Brief: Copy out each line of the material in which the word "SAINT" appears.

** Opening Data section block **

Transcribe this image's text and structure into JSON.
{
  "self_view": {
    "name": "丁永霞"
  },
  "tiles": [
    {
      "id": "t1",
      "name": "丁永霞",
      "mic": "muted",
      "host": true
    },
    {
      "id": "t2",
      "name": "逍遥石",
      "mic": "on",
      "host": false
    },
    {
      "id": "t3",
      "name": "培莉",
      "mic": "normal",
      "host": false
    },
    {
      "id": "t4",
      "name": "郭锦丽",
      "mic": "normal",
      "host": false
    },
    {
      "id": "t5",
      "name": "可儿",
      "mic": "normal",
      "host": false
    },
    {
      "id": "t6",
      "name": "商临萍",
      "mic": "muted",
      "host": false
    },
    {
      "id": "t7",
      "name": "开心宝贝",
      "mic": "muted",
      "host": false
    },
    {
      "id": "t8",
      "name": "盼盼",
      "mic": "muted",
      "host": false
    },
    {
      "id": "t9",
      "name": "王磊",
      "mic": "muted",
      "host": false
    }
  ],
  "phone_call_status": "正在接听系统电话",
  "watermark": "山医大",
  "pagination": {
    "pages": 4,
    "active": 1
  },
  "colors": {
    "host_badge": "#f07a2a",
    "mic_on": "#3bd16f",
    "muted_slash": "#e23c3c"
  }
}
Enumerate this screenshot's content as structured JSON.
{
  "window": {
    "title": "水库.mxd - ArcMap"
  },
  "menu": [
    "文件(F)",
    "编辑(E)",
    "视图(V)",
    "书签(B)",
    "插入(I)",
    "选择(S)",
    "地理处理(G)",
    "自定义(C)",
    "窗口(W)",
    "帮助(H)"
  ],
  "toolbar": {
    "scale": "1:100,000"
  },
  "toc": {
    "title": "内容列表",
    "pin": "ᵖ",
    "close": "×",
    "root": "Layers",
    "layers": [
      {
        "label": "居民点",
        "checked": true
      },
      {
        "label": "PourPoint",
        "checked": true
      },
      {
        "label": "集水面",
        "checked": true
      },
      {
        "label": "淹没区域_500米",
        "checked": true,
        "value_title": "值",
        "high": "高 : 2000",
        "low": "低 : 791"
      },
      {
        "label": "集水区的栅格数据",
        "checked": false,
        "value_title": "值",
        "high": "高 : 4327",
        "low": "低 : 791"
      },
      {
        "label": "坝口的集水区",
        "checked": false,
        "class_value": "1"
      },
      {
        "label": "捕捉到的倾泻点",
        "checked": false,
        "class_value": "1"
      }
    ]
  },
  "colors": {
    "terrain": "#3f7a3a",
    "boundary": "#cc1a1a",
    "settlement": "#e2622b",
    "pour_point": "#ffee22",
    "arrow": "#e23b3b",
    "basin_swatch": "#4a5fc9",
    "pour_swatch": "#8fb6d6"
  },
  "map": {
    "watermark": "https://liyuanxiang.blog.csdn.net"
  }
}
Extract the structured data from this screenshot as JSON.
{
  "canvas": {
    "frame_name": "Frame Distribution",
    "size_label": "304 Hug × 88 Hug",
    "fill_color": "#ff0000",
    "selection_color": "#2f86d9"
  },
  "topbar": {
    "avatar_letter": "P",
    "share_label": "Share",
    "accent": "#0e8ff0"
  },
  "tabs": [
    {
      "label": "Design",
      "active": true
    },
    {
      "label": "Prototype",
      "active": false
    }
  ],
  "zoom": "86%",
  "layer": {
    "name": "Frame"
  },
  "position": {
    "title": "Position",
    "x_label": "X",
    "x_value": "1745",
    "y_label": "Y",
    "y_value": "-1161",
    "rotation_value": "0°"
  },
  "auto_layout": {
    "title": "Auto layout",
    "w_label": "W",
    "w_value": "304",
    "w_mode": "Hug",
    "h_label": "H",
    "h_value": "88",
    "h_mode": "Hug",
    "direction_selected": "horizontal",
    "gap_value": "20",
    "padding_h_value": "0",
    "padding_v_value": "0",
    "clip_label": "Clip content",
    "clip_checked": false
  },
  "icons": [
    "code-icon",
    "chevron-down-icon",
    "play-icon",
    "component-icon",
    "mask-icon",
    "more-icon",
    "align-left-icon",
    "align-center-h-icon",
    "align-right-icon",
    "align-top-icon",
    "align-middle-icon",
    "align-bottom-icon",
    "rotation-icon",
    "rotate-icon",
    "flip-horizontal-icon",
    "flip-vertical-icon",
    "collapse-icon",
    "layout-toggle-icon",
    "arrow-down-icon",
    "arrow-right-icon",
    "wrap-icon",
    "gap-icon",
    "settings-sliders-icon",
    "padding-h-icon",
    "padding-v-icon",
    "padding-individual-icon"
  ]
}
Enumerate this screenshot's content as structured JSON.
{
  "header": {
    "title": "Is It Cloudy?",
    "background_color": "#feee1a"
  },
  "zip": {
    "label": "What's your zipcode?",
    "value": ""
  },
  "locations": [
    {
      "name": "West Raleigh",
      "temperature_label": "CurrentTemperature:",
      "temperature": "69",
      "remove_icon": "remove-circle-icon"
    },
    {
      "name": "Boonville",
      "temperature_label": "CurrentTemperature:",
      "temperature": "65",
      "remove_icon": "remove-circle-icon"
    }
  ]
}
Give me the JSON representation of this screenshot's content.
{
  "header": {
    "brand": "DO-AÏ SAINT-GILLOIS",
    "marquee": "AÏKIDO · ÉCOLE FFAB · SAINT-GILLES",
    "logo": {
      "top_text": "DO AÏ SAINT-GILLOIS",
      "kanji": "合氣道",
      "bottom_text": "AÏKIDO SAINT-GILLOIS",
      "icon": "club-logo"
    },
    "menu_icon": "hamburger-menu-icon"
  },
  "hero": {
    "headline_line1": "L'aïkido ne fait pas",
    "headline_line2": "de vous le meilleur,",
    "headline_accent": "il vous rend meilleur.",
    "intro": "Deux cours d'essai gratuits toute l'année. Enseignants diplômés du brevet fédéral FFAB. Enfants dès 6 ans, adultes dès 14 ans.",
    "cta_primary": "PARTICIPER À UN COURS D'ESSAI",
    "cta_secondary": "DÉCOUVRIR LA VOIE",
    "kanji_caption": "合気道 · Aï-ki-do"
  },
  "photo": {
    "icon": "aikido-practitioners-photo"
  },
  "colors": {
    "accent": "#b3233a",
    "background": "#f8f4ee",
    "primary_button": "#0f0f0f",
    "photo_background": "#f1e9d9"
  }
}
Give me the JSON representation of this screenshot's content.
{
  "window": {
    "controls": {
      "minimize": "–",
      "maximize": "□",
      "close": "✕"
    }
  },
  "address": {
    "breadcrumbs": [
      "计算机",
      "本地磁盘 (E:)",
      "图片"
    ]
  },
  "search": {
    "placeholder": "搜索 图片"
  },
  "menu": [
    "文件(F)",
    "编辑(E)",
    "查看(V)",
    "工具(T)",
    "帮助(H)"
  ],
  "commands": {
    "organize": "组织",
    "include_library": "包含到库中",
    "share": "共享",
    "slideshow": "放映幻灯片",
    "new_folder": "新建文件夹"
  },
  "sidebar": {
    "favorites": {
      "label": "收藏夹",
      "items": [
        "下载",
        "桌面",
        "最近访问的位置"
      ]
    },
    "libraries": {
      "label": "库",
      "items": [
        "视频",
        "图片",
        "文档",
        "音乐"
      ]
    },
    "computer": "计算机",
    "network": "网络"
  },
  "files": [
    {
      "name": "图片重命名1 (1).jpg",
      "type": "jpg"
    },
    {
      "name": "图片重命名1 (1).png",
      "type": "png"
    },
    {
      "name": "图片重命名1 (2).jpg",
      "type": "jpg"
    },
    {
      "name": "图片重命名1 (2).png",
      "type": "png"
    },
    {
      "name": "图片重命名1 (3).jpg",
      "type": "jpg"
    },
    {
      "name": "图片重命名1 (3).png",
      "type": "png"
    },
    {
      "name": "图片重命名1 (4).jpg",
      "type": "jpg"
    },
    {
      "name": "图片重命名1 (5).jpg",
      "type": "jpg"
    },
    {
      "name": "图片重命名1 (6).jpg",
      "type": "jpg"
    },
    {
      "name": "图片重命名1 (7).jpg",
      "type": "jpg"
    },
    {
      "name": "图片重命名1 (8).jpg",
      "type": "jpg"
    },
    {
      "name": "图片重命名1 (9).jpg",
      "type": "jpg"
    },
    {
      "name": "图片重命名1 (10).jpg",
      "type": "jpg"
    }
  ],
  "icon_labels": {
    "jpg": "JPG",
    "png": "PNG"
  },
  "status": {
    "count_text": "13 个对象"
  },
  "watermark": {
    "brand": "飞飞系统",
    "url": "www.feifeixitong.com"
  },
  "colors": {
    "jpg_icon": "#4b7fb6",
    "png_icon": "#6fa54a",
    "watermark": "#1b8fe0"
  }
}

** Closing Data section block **

Answer to this problem:
    "brand": "DO-AÏ SAINT-GILLOIS",
    "marquee": "AÏKIDO · ÉCOLE FFAB · SAINT-GILLES",
      "top_text": "DO AÏ SAINT-GILLOIS",
      "bottom_text": "AÏKIDO SAINT-GILLOIS",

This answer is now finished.